A lot of Hispanics and Latinos, and other Americans for that matter, choose to ignore vision changes because they are too busy or frightened to find out what the problem is. However, ignoring the problem can lead to serious consequences for your site.
If you have diabetes, high blood pressure or other health problems, it’s important to take care of your eyes. If you aren’t sure what you can do to help prevent eye diseases, we will be happy to suggest lifestyle changes that may have an immediate impact on your long-term vision.
Get Care at Swagel Wootton Eye Institute in Phoenix
At Swagel Wootton, we have a history of excellence and focus on our patients. We offer the following advantages over many eye care facilities in the Mesa and Chandler areas. These advantages include the following:
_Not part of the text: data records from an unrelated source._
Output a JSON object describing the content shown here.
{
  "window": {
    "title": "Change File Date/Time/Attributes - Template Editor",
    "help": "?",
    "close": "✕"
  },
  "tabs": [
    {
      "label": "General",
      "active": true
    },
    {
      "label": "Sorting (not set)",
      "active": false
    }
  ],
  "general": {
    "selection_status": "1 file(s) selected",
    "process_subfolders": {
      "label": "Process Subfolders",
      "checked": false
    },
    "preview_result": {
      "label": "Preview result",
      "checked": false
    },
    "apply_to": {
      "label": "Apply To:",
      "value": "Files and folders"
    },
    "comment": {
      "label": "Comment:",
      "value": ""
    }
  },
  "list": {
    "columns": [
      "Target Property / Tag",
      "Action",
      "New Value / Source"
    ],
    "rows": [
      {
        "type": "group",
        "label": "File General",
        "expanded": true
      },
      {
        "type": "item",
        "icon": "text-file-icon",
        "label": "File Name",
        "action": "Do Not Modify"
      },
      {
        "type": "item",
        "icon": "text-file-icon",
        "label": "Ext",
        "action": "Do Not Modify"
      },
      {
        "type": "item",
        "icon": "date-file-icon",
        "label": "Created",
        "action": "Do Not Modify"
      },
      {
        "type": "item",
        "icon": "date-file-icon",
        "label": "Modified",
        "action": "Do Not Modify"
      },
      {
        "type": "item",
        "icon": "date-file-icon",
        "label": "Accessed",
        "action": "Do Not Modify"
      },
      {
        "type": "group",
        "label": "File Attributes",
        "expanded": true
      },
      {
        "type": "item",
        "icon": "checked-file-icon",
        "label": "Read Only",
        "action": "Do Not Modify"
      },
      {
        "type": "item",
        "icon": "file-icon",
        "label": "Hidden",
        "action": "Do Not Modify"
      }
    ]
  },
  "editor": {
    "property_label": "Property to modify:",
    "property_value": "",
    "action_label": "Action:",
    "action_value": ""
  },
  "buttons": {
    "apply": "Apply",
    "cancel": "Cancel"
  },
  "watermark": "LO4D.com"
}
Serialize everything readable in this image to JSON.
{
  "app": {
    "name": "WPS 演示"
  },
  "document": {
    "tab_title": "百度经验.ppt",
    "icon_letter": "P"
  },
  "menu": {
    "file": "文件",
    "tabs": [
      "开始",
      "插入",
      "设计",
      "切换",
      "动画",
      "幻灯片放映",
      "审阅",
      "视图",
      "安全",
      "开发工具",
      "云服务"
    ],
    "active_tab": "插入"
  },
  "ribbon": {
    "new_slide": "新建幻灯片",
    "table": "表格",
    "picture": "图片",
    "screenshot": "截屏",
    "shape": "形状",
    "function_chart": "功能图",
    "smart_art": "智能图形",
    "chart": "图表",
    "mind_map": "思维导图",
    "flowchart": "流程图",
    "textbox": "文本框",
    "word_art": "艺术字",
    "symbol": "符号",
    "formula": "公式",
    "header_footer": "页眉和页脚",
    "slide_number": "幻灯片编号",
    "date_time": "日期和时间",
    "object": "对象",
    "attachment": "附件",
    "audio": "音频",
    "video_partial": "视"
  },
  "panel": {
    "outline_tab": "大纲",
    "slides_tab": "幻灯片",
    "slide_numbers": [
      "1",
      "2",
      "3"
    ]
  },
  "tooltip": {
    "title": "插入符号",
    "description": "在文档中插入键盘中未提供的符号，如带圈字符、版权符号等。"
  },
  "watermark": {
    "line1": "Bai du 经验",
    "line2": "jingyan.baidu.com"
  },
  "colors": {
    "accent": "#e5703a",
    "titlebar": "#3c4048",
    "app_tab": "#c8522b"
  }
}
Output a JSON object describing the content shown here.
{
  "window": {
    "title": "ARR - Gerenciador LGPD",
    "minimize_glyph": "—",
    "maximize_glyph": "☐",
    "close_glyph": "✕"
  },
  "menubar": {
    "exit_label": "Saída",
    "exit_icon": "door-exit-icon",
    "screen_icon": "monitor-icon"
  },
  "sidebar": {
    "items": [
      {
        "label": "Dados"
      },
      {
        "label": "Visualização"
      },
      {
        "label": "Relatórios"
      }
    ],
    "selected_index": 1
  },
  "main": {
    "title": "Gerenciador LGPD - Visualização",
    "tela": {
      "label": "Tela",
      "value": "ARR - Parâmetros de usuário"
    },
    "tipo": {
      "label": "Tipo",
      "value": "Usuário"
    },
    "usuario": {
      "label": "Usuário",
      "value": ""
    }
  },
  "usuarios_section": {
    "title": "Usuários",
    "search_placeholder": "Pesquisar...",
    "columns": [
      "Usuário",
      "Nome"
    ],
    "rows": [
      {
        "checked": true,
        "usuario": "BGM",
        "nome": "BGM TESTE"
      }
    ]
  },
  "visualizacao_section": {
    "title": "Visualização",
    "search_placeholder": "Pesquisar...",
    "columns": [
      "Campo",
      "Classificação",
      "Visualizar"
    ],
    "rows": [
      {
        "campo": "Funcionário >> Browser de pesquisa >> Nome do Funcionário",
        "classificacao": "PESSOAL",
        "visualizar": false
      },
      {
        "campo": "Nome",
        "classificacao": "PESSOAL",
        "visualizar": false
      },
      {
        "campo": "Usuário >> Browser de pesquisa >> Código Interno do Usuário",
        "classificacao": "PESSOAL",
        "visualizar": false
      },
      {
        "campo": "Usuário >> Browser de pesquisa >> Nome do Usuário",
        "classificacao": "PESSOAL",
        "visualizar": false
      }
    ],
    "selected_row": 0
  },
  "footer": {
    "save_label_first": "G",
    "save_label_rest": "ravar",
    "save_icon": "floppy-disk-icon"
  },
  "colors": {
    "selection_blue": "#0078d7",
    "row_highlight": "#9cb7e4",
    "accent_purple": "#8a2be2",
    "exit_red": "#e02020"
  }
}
- Bilingual staff: Some staff members speak Spanish fluently to make appointments more convenient for those of Hispanic and Latino heritage.
- A wide range of services: We offer numerous eye care services for adults and children of all ages and backgrounds.
- Comprehensive eye exams: Annual eye exams can indicate early signs of diseases such as glaucoma and cataracts. They are essential to preserving your vision.
Our team specializes in treating cataracts and other vision impairing diseases. Contact Swagel Wootton Eye Institute today to schedule an appointment or to find out more about how our caring staff can protect your vision health.